Set down the full data below exactly as given, please.

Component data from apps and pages
'''

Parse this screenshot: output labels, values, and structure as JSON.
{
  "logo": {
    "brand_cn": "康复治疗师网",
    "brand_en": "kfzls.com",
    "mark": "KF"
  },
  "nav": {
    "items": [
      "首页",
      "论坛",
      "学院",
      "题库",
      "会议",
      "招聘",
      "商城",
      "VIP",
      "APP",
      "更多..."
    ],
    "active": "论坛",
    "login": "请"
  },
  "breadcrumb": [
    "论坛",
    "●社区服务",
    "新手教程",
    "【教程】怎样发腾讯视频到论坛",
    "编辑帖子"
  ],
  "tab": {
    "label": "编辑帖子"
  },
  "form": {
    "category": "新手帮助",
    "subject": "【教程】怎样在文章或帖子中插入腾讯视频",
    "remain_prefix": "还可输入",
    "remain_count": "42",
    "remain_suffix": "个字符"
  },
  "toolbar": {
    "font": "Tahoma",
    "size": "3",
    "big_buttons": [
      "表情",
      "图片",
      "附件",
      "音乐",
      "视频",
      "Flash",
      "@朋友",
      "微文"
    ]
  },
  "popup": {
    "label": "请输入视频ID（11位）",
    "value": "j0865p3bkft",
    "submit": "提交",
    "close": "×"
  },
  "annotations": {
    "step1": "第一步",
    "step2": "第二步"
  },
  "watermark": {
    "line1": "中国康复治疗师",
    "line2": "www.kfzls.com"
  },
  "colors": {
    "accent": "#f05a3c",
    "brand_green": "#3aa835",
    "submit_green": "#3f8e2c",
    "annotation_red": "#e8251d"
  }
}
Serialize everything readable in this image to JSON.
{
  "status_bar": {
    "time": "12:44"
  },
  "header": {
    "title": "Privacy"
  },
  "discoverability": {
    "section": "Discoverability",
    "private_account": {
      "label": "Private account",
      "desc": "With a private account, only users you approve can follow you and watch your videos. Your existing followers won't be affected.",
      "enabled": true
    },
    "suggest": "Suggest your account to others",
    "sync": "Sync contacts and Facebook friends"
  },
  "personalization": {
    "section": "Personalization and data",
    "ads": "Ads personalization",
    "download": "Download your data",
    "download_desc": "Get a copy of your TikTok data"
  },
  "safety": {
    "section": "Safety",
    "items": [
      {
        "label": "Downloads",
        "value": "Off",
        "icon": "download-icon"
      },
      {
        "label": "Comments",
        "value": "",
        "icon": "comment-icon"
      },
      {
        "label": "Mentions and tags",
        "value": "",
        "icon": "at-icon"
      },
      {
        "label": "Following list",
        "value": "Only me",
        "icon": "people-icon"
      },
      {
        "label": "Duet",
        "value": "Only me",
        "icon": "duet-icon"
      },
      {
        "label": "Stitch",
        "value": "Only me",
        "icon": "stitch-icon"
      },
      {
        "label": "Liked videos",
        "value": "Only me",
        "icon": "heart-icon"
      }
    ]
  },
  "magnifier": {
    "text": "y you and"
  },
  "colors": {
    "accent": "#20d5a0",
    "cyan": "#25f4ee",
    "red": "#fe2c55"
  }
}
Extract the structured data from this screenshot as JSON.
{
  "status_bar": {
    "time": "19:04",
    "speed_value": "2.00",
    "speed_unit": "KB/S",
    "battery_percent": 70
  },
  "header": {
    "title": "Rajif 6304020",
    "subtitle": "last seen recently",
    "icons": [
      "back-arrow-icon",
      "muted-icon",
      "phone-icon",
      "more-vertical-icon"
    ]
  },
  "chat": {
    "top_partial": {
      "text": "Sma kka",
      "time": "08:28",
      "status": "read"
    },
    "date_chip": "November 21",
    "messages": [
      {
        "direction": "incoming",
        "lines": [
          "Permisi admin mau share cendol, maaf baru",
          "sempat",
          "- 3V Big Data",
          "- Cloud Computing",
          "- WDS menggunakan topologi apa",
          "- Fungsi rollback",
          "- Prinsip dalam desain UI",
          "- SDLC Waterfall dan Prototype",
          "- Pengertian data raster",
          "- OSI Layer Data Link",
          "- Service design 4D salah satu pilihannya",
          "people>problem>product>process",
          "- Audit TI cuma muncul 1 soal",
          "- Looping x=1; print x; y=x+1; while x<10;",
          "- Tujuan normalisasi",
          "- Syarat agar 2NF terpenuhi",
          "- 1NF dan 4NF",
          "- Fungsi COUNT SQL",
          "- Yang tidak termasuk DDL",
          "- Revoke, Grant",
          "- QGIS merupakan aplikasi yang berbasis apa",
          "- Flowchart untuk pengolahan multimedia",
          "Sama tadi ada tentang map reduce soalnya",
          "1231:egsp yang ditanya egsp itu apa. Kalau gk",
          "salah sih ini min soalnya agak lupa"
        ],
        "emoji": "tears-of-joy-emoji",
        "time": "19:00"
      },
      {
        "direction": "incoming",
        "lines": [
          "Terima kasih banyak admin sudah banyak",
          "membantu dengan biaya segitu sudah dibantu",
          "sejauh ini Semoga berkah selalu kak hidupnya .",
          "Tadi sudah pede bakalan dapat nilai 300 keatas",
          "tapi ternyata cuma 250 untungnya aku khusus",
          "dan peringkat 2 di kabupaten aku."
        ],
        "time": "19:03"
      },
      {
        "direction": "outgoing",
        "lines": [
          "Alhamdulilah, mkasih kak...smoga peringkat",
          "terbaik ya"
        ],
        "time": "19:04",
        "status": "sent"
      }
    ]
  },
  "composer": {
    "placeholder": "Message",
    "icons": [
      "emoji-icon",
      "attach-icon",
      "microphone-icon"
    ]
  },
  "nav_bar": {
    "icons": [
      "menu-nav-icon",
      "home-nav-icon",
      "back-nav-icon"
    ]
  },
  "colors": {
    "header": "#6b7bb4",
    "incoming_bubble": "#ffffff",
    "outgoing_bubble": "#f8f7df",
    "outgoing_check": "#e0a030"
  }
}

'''

▸ **RESPONSE AREA**
Parse this screenshot: output labels, values, and structure as JSON.
{
  "logo": {
    "brand_cn": "康复治疗师网",
    "brand_en": "kfzls.com",
    "mark": "KF"
  },
  "nav": {
    "items": [
      "首页",
      "论坛",
      "学院",
      "题库",
      "会议",
      "招聘",
      "商城",
      "VIP",
      "APP",
      "更多..."
    ],
    "active": "论坛",
    "login": "请"
  },
  "breadcrumb": [
    "论坛",
    "●社区服务",
    "新手教程",
    "【教程】怎样发腾讯视频到论坛",
    "编辑帖子"
  ],
  "tab": {
    "label": "编辑帖子"
  },
  "form": {
    "category": "新手帮助",
    "subject": "【教程】怎样在文章或帖子中插入腾讯视频",
    "remain_prefix": "还可输入",
    "remain_count": "42",
    "remain_suffix": "个字符"
  },
  "toolbar": {
    "font": "Tahoma",
    "size": "3",
    "big_buttons": [
      "表情",
      "图片",
      "附件",
      "音乐",
      "视频",
      "Flash",
      "@朋友",
      "微文"
    ]
  },
  "popup": {
    "label": "请输入视频ID（11位）",
    "value": "j0865p3bkft",
    "submit": "提交",
    "close": "×"
  },
  "annotations": {
    "step1": "第一步",
    "step2": "第二步"
  },
  "watermark": {
    "line1": "中国康复治疗师",
    "line2": "www.kfzls.com"
  },
  "colors": {
    "accent": "#f05a3c",
    "brand_green": "#3aa835",
    "submit_green": "#3f8e2c",
    "annotation_red": "#e8251d"
  }
}
Serialize everything readable in this image to JSON.
{
  "status_bar": {
    "time": "12:44"
  },
  "header": {
    "title": "Privacy"
  },
  "discoverability": {
    "section": "Discoverability",
    "private_account": {
      "label": "Private account",
      "desc": "With a private account, only users you approve can follow you and watch your videos. Your existing followers won't be affected.",
      "enabled": true
    },
    "suggest": "Suggest your account to others",
    "sync": "Sync contacts and Facebook friends"
  },
  "personalization": {
    "section": "Personalization and data",
    "ads": "Ads personalization",
    "download": "Download your data",
    "download_desc": "Get a copy of your TikTok data"
  },
  "safety": {
    "section": "Safety",
    "items": [
      {
        "label": "Downloads",
        "value": "Off",
        "icon": "download-icon"
      },
      {
        "label": "Comments",
        "value": "",
        "icon": "comment-icon"
      },
      {
        "label": "Mentions and tags",
        "value": "",
        "icon": "at-icon"
      },
      {
        "label": "Following list",
        "value": "Only me",
        "icon": "people-icon"
      },
      {
        "label": "Duet",
        "value": "Only me",
        "icon": "duet-icon"
      },
      {
        "label": "Stitch",
        "value": "Only me",
        "icon": "stitch-icon"
      },
      {
        "label": "Liked videos",
        "value": "Only me",
        "icon": "heart-icon"
      }
    ]
  },
  "magnifier": {
    "text": "y you and"
  },
  "colors": {
    "accent": "#20d5a0",
    "cyan": "#25f4ee",
    "red": "#fe2c55"
  }
}
Extract the structured data from this screenshot as JSON.
{
  "status_bar": {
    "time": "19:04",
    "speed_value": "2.00",
    "speed_unit": "KB/S",
    "battery_percent": 70
  },
  "header": {
    "title": "Rajif 6304020",
    "subtitle": "last seen recently",
    "icons": [
      "back-arrow-icon",
      "muted-icon",
      "phone-icon",
      "more-vertical-icon"
    ]
  },
  "chat": {
    "top_partial": {
      "text": "Sma kka",
      "time": "08:28",
      "status": "read"
    },
    "date_chip": "November 21",
    "messages": [
      {
        "direction": "incoming",
        "lines": [
          "Permisi admin mau share cendol, maaf baru",
          "sempat",
          "- 3V Big Data",
          "- Cloud Computing",
          "- WDS menggunakan topologi apa",
          "- Fungsi rollback",
          "- Prinsip dalam desain UI",
          "- SDLC Waterfall dan Prototype",
          "- Pengertian data raster",
          "- OSI Layer Data Link",
          "- Service design 4D salah satu pilihannya",
          "people>problem>product>process",
          "- Audit TI cuma muncul 1 soal",
          "- Looping x=1; print x; y=x+1; while x<10;",
          "- Tujuan normalisasi",
          "- Syarat agar 2NF terpenuhi",
          "- 1NF dan 4NF",
          "- Fungsi COUNT SQL",
          "- Yang tidak termasuk DDL",
          "- Revoke, Grant",
          "- QGIS merupakan aplikasi yang berbasis apa",
          "- Flowchart untuk pengolahan multimedia",
          "Sama tadi ada tentang map reduce soalnya",
          "1231:egsp yang ditanya egsp itu apa. Kalau gk",
          "salah sih ini min soalnya agak lupa"
        ],
        "emoji": "tears-of-joy-emoji",
        "time": "19:00"
      },
      {
        "direction": "incoming",
        "lines": [
          "Terima kasih banyak admin sudah banyak",
          "membantu dengan biaya segitu sudah dibantu",
          "sejauh ini Semoga berkah selalu kak hidupnya .",
          "Tadi sudah pede bakalan dapat nilai 300 keatas",
          "tapi ternyata cuma 250 untungnya aku khusus",
          "dan peringkat 2 di kabupaten aku."
        ],
        "time": "19:03"
      },
      {
        "direction": "outgoing",
        "lines": [
          "Alhamdulilah, mkasih kak...smoga peringkat",
          "terbaik ya"
        ],
        "time": "19:04",
        "status": "sent"
      }
    ]
  },
  "composer": {
    "placeholder": "Message",
    "icons": [
      "emoji-icon",
      "attach-icon",
      "microphone-icon"
    ]
  },
  "nav_bar": {
    "icons": [
      "menu-nav-icon",
      "home-nav-icon",
      "back-nav-icon"
    ]
  },
  "colors": {
    "header": "#6b7bb4",
    "incoming_bubble": "#ffffff",
    "outgoing_bubble": "#f8f7df",
    "outgoing_check": "#e0a030"
  }
}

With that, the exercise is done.